Like in Apple Tree Christmas, we decided to make something special for Christmas out of a tree. We recently lost our pussy willow tree during a windy storm. I saved a few of the tree branches to use for crafting. The smooth, straight branches of the pussy willow make lovely twig star ornaments.

We broke the branches into six inch pieces. The kids practiced making stars out of the twigs, using a star drawing as a guideline. We talked about how stars have five points and it takes five twigs to make a star. I challenged my daughter to make a star without using the guide, but that task proved a little difficult for her skills. We also made stars using popsicle sticks and talked about how popsicle sticks are uniform and straight unlike twigs from trees.

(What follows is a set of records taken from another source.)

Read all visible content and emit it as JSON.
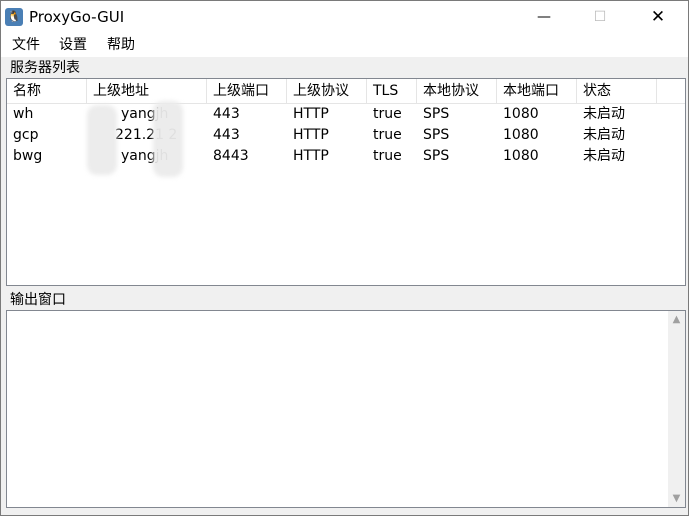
{
  "window": {
    "title": "ProxyGo-GUI",
    "icon": "penguin-icon",
    "minimize_glyph": "—",
    "maximize_glyph": "☐",
    "close_glyph": "✕"
  },
  "menu": {
    "file": "文件",
    "settings": "设置",
    "help": "帮助"
  },
  "server_list": {
    "label": "服务器列表",
    "columns": [
      "名称",
      "上级地址",
      "上级端口",
      "上级协议",
      "TLS",
      "本地协议",
      "本地端口",
      "状态"
    ],
    "rows": [
      [
        "wh",
        "yangjh",
        "443",
        "HTTP",
        "true",
        "SPS",
        "1080",
        "未启动"
      ],
      [
        "gcp",
        "221.21    2",
        "443",
        "HTTP",
        "true",
        "SPS",
        "1080",
        "未启动"
      ],
      [
        "bwg",
        "yangjh",
        "8443",
        "HTTP",
        "true",
        "SPS",
        "1080",
        "未启动"
      ]
    ]
  },
  "output": {
    "label": "输出窗口",
    "scroll_up": "▲",
    "scroll_down": "▼"
  }
}
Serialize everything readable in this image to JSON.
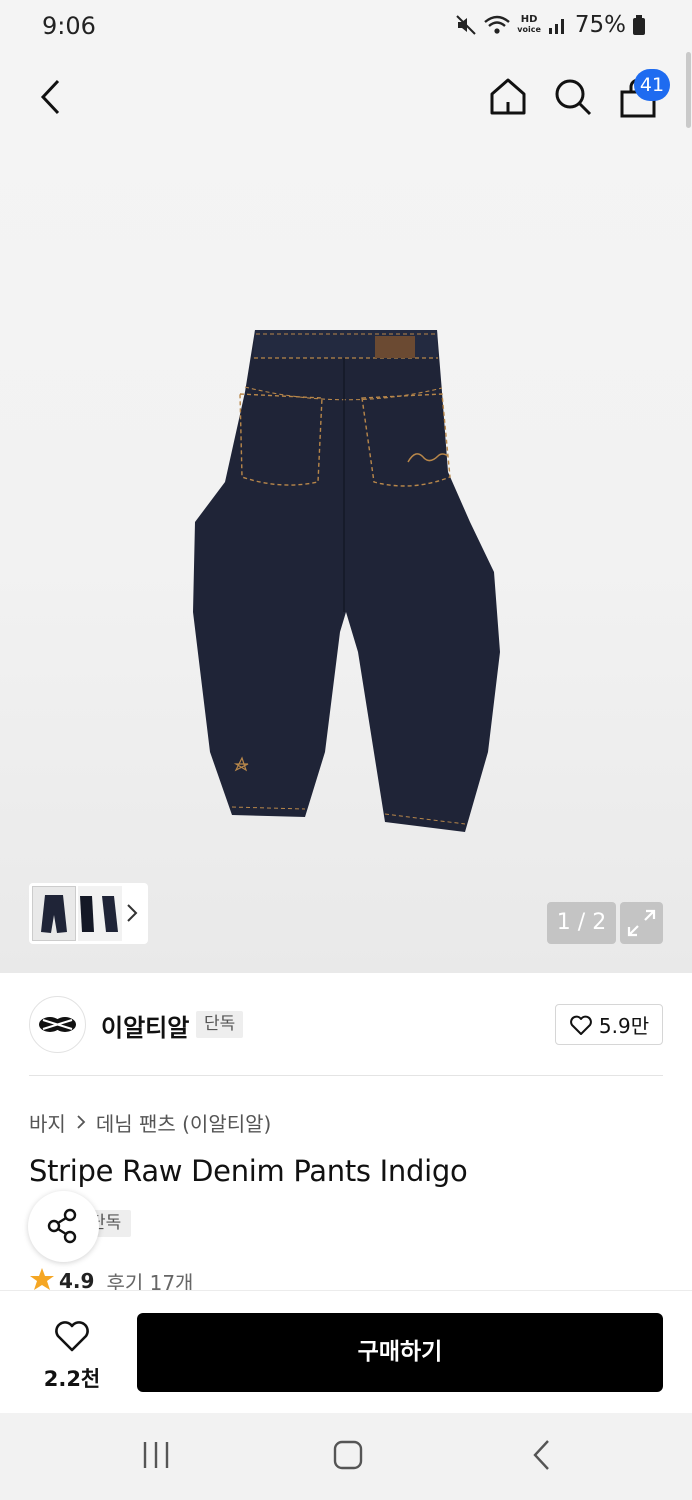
{
  "status_bar": {
    "time": "9:06",
    "battery": "75%",
    "icons": [
      "mute-icon",
      "wifi-icon",
      "hd-voice-icon",
      "signal-icon",
      "battery-icon"
    ],
    "hd_label": "HD",
    "voice_label": "voice"
  },
  "header": {
    "icons": [
      "back-icon",
      "home-icon",
      "search-icon",
      "cart-icon"
    ],
    "cart_count": "41"
  },
  "gallery": {
    "page_indicator": "1 / 2",
    "thumbnails": [
      "pants-back-thumbnail",
      "pants-side-thumbnail"
    ],
    "icons": [
      "chevron-right-icon",
      "expand-icon"
    ]
  },
  "brand": {
    "name": "이알티알",
    "tag": "단독",
    "likes": "5.9만",
    "logo_icon": "brand-logo-icon"
  },
  "product": {
    "breadcrumb": [
      "바지",
      "데님 팬츠 (이알티알)"
    ],
    "title": "Stripe Raw Denim Pants Indigo",
    "exclusive_tag": "단독",
    "rating": "4.9",
    "reviews": "후기 17개"
  },
  "bottom_bar": {
    "wish_count": "2.2천",
    "buy_label": "구매하기"
  },
  "navigation": {
    "icons": [
      "recent-apps-icon",
      "home-button-icon",
      "back-button-icon"
    ]
  },
  "colors": {
    "accent": "#1e6bf0",
    "buy_button": "#000000",
    "star": "#f5a623",
    "denim": "#1f2437",
    "stitch": "#b8874a"
  }
}
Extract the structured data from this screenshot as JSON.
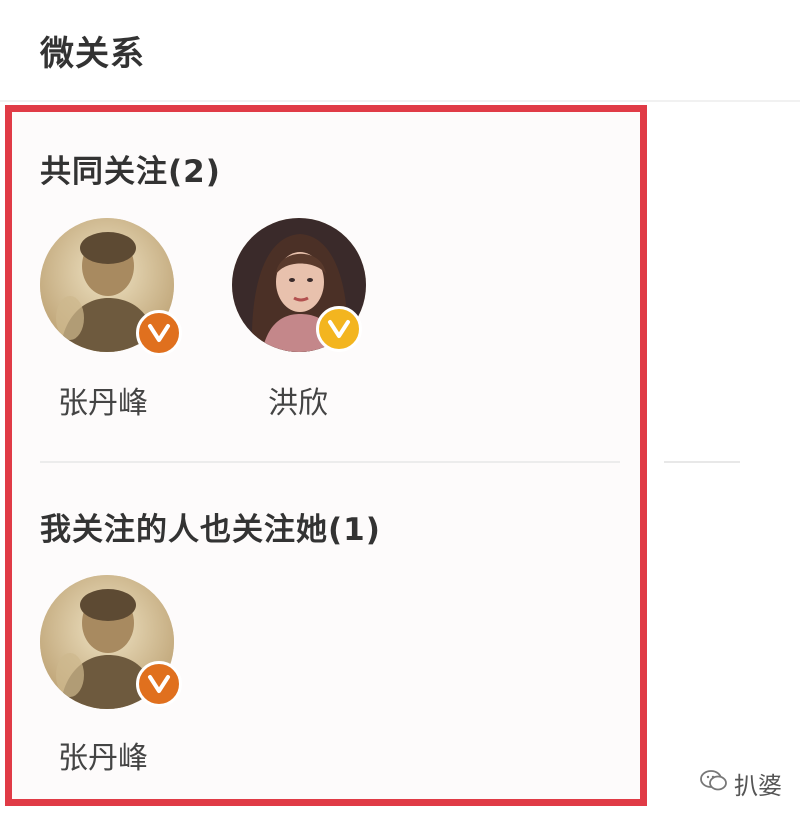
{
  "page": {
    "title": "微关系"
  },
  "sections": [
    {
      "title": "共同关注(2)",
      "users": [
        {
          "name": "张丹峰",
          "avatar": "man-portrait",
          "badge": "verified-orange-v-icon",
          "badge_color": "#e0701e"
        },
        {
          "name": "洪欣",
          "avatar": "woman-portrait",
          "badge": "verified-yellow-v-icon",
          "badge_color": "#f3b51f"
        }
      ]
    },
    {
      "title": "我关注的人也关注她(1)",
      "users": [
        {
          "name": "张丹峰",
          "avatar": "man-portrait",
          "badge": "verified-orange-v-icon",
          "badge_color": "#e0701e"
        }
      ]
    }
  ],
  "highlight": {
    "color": "#e03b46"
  },
  "watermark": {
    "text": "扒婆",
    "icon": "wechat-icon"
  }
}
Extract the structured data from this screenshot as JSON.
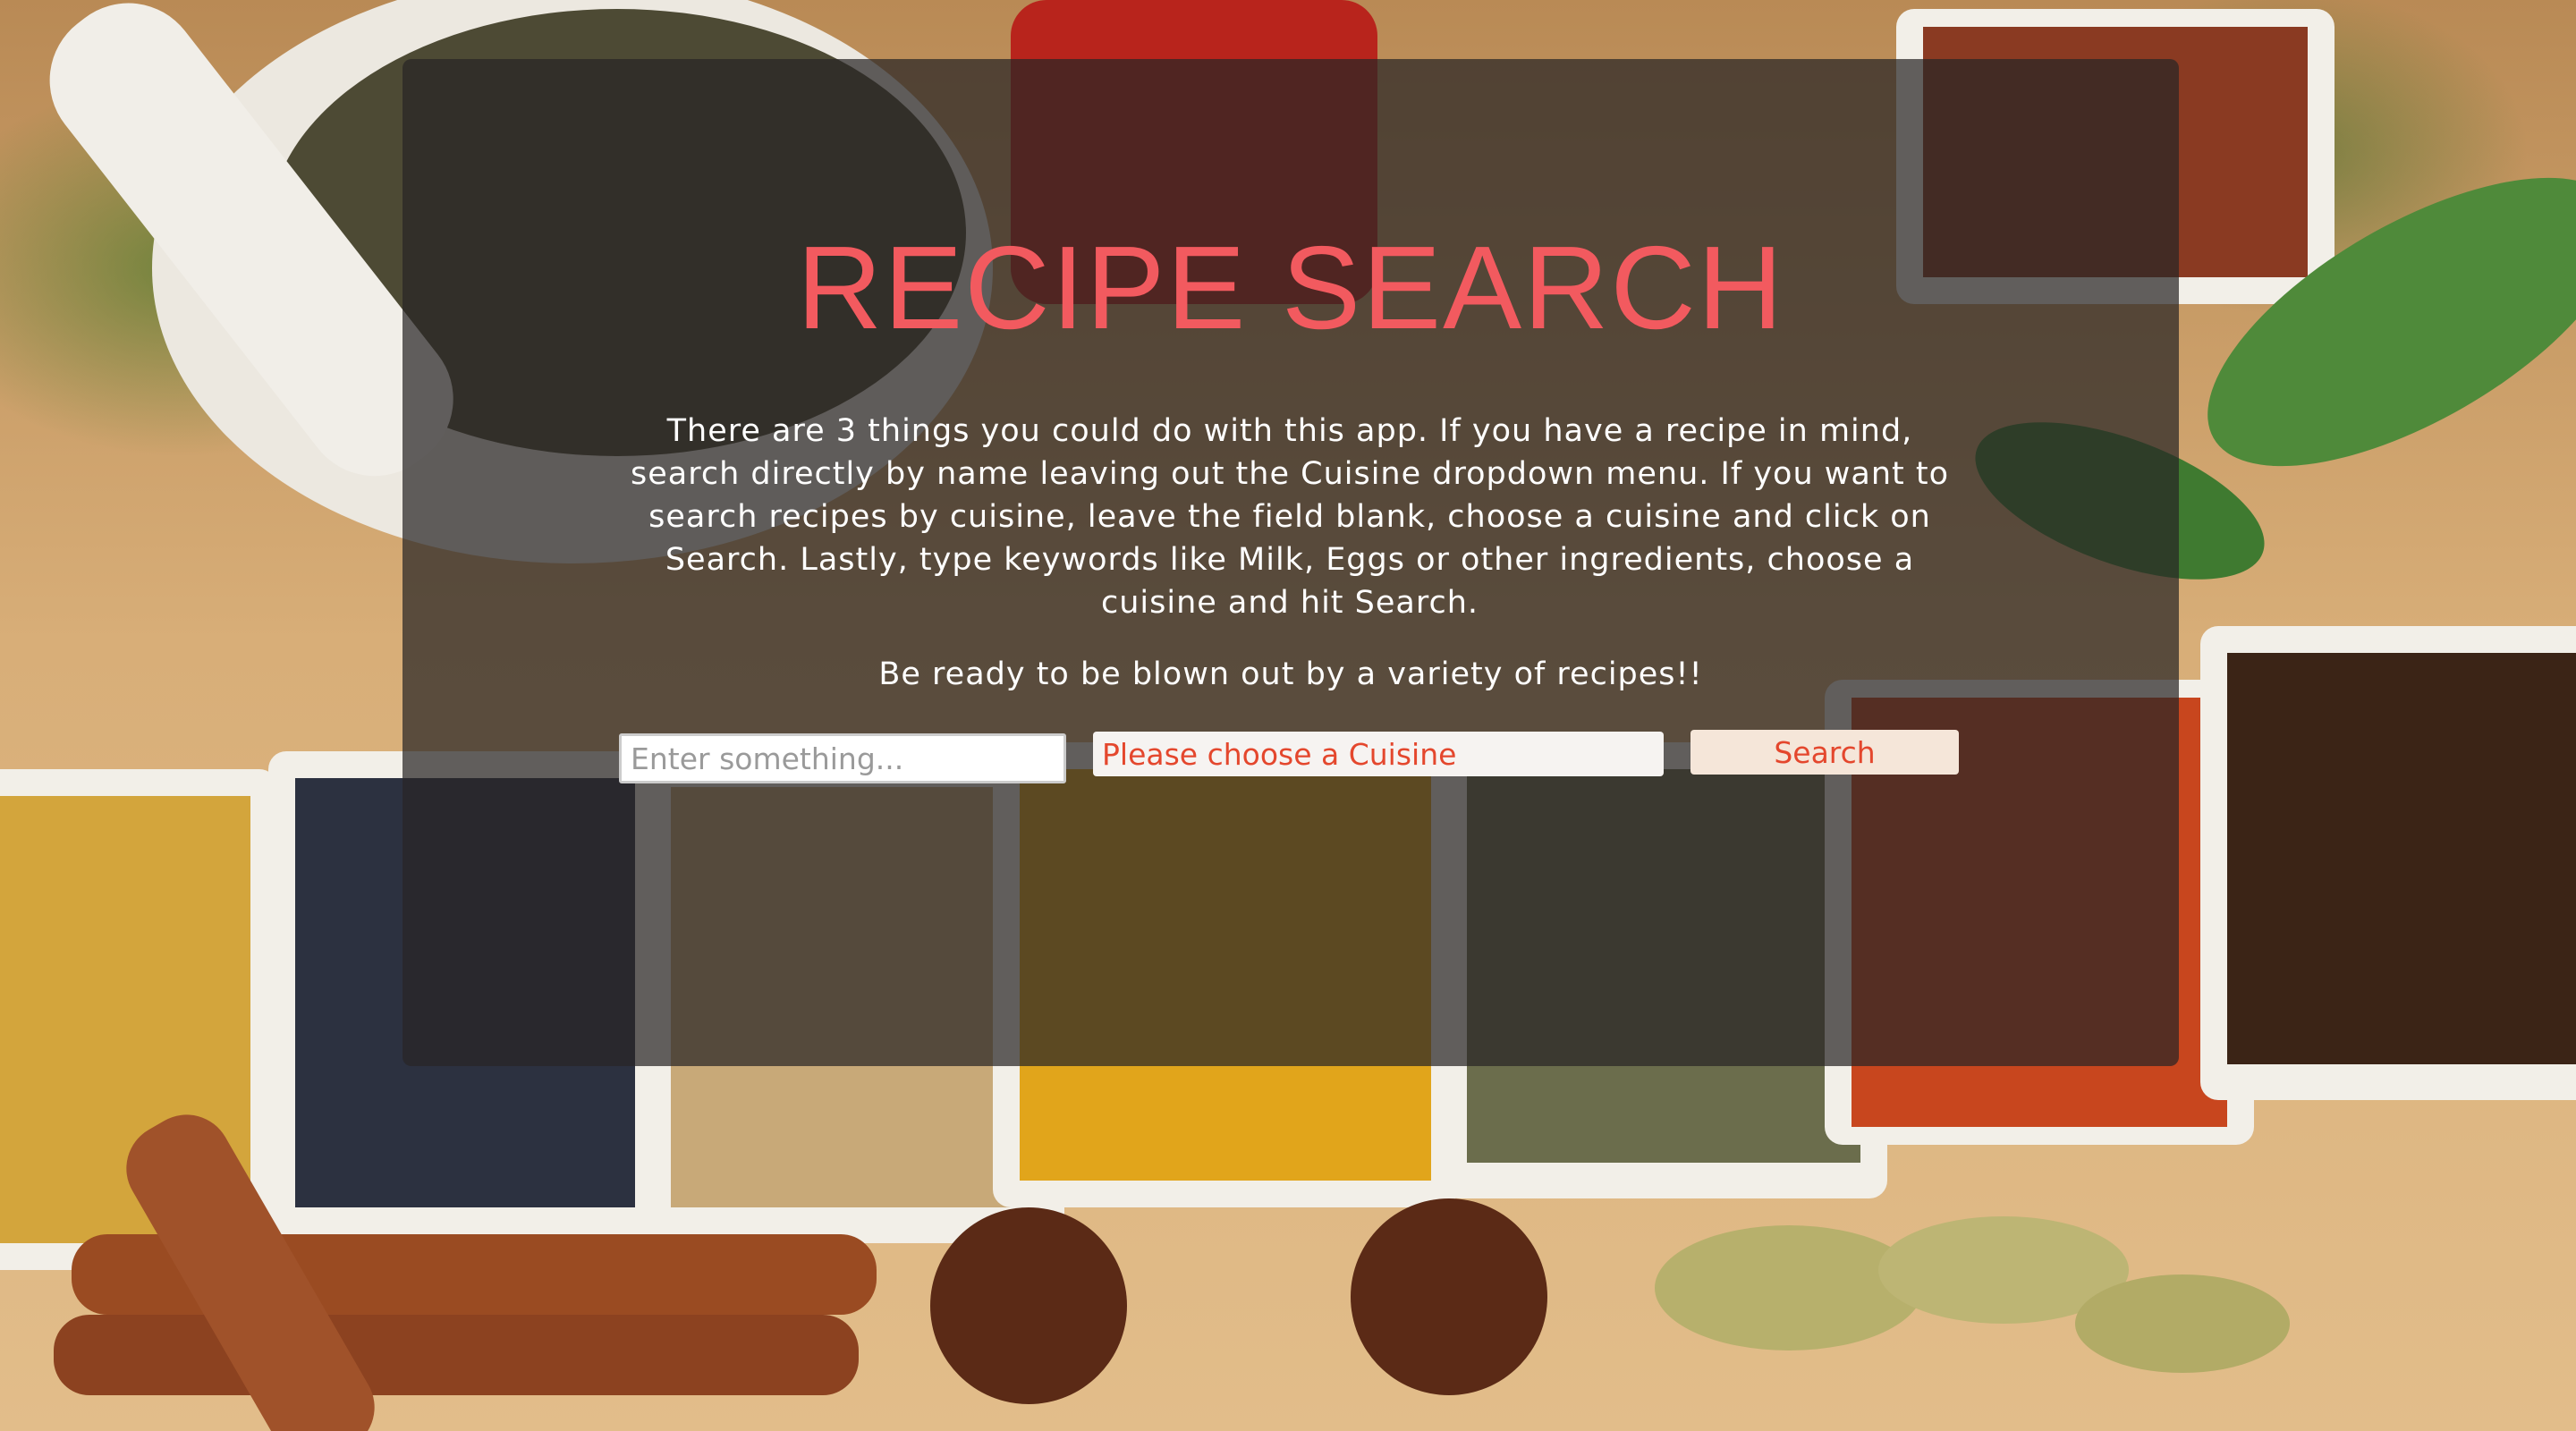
{
  "header": {
    "title": "RECIPE SEARCH"
  },
  "intro": {
    "description": "There are 3 things you could do with this app. If you have a recipe in mind, search directly by name leaving out the Cuisine dropdown menu. If you want to search recipes by cuisine, leave the field blank, choose a cuisine and click on Search. Lastly, type keywords like Milk, Eggs or other ingredients, choose a cuisine and hit Search.",
    "tagline": "Be ready to be blown out by a variety of recipes!!"
  },
  "search": {
    "input_value": "",
    "input_placeholder": "Enter something...",
    "cuisine_selected": "Please choose a Cuisine",
    "button_label": "Search"
  },
  "colors": {
    "title": "#f25a5f",
    "accent_text": "#e4472d",
    "panel_overlay": "rgba(40,38,38,0.72)",
    "button_bg": "#f5e6d9"
  }
}
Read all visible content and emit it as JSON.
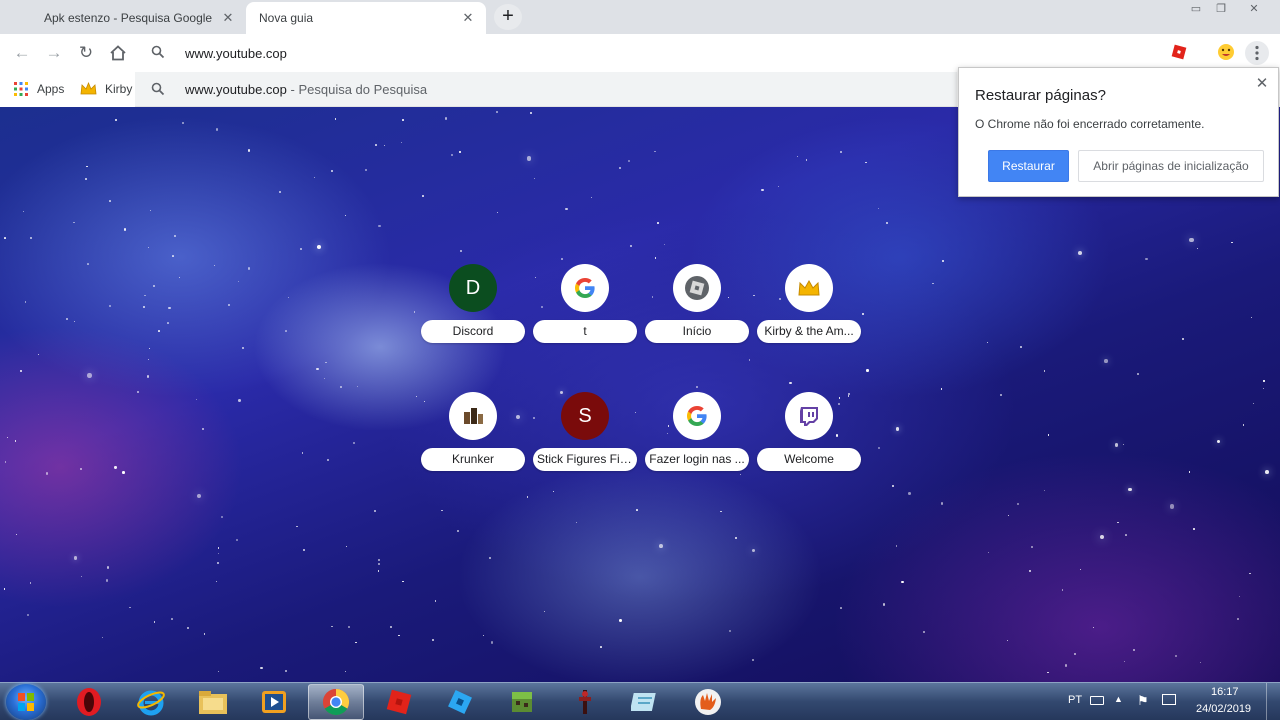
{
  "tabs": [
    {
      "title": "Apk estenzo - Pesquisa Google",
      "active": false
    },
    {
      "title": "Nova guia",
      "active": true
    }
  ],
  "new_tab_symbol": "+",
  "window_controls": [
    "minimize",
    "restore",
    "close"
  ],
  "omnibox": {
    "value": "www.youtube.cop",
    "suggestion_main": "www.youtube.cop",
    "suggestion_sub": " - Pesquisa do Pesquisa"
  },
  "bookmarks": [
    {
      "label": "Apps",
      "icon": "apps-grid-icon"
    },
    {
      "label": "Kirby",
      "icon": "crown-icon"
    }
  ],
  "restore_bubble": {
    "title": "Restaurar páginas?",
    "message": "O Chrome não foi encerrado corretamente.",
    "restore_label": "Restaurar",
    "startup_label": "Abrir páginas de inicialização"
  },
  "tiles": [
    {
      "label": "Discord",
      "letter": "D",
      "color": "#0b4d1f",
      "icon": "letter-icon"
    },
    {
      "label": "t",
      "letter": "",
      "color": "#ffffff",
      "icon": "google-icon"
    },
    {
      "label": "Início",
      "letter": "",
      "color": "#ffffff",
      "icon": "roblox-icon"
    },
    {
      "label": "Kirby & the Am...",
      "letter": "",
      "color": "#ffffff",
      "icon": "crown-icon"
    },
    {
      "label": "Krunker",
      "letter": "",
      "color": "#ffffff",
      "icon": "krunker-icon"
    },
    {
      "label": "Stick Figures Fig...",
      "letter": "S",
      "color": "#7a0b0b",
      "icon": "letter-icon"
    },
    {
      "label": "Fazer login nas ...",
      "letter": "",
      "color": "#ffffff",
      "icon": "google-icon"
    },
    {
      "label": "Welcome",
      "letter": "",
      "color": "#ffffff",
      "icon": "twitch-icon"
    }
  ],
  "taskbar": {
    "apps": [
      "opera-icon",
      "internet-explorer-icon",
      "file-explorer-icon",
      "media-player-icon",
      "chrome-icon",
      "roblox-icon",
      "roblox-studio-icon",
      "minecraft-icon",
      "game-icon",
      "notepad-icon",
      "glove-icon"
    ],
    "language": "PT",
    "time": "16:17",
    "date": "24/02/2019"
  }
}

I used a hot glue gun to glue the twigs together into the shape of a star. This is not a project for kids because even I didn't manage to escape touching the hot glue with my fingers. I made a star template to use when gluing the stars together. We could have tied the ends of the branches together with string, but I thought that sounded like even more work than using the hot glue gun. While I glued the twig stars, the kids worked on painting their popsicle stick stars (I hot glued those stars together beforehand).






When we recall Christmas past, we usually find that the simplest things -
not the great occasions - give off the greatest glow of happiness.

- Bob Hope


Shibley Smiles
A Mommy's Adventures hosts the "stART" meme (Story + Art) each week. Add your kids craft post to the Kid's Get Crafty linky at Red Ted Art's Blog. Join in Read Aloud Thursday at Hope is the Word. Wrote a post about play? Join the It's Playtime party! Find more great book tie-ins at JDaniel4's Mom Read, Explore, Learn link-up. Browse more book posts at Little Sprout Books' Feed Me Books Friday.

I am an Amazon affiliate and may receive a very small commission for products purchased through my Amazon links. (View my full disclosure statement for more information about my reviews.)

Wednesday, December 7, 2011

Wordless Wednesday - Oh Christmas Tree, Oh Building Block Trees

We're in Christmas construction mode! My son and I spent the morning building Christmas trees out of blocks -- DUPLO and wooden alphabet block trees.




Earlier in the week, we built a tree out of picture books. We topped the tree with a bright star -- "What Star is This" by Joseph Slate and Alison Jay.




Find more of this week's Wordless Wednesday (or Wordful) posts at 5 Minutes for Mom.